“If the noise ordinance goes through and it does happen, in situations like this where they know that you can’t move (the dogs) and there’s nowhere else to take them, you’ve got to look out for the dogs themselves,” he stated. “They’ll come up with penalties, which usually means fines.”

Lann added that he spoke with representatives of the Humane Society and PETA (People for the Ethical Treatment of Animals), who explained that he would not be forced to move his dogs as long as they are well-maintained.

He also believes that there is a reason that the county’s current noise ordinance includes no section on dog barking.

“You’d be hard-pressed to find people that live in Buckingham County that have lived here their whole lives, that haven’t moved in here, that don’t have a dog,” he cited.

Lann also highlighted that he believes his differences with Brown may be an example of the increase in city residents moving to the rural county, and while he understands the desire to escape to a quieter and more peaceful countryside, it should not involve the longtime residents of the county bending to the requests of others.

“When you move in between two people and you start making those unusual noises, then those dogs that are typically there and people haven’t had any problems with them barking are now going to begin to bark.”

“When you come in and you buy two or three or four acres and you come in from the city and that’s a lot of land to you and you decide to make it a farm … There should be an ordinance on when you’re allowed to have a farm in your backyard. You should be required to have a certain amount of acreage or have to have some type of permit.”

Lann highlighted his belief that should the county alter its current noise ordinance to restrict dog barking, there may be immense backlash from not only the hunting and dog owning community, but animal’s rights organizations as well. He believes that the community, filled with hunting clubs and animal lovers, is prepared to give signatures and protest a noise ordinance restricting dog barking.
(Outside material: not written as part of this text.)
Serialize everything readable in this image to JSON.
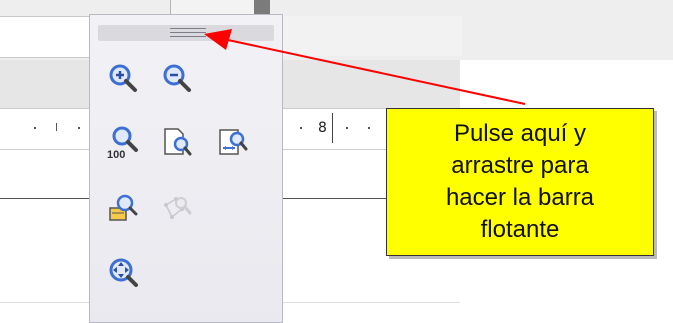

“We’re not going to put our dogs to sleep. I mean, what are we going to do with all of our dogs? We love our dogs. Me, I don’t have kids, but … I love them as though they’re my kids,” said Lann.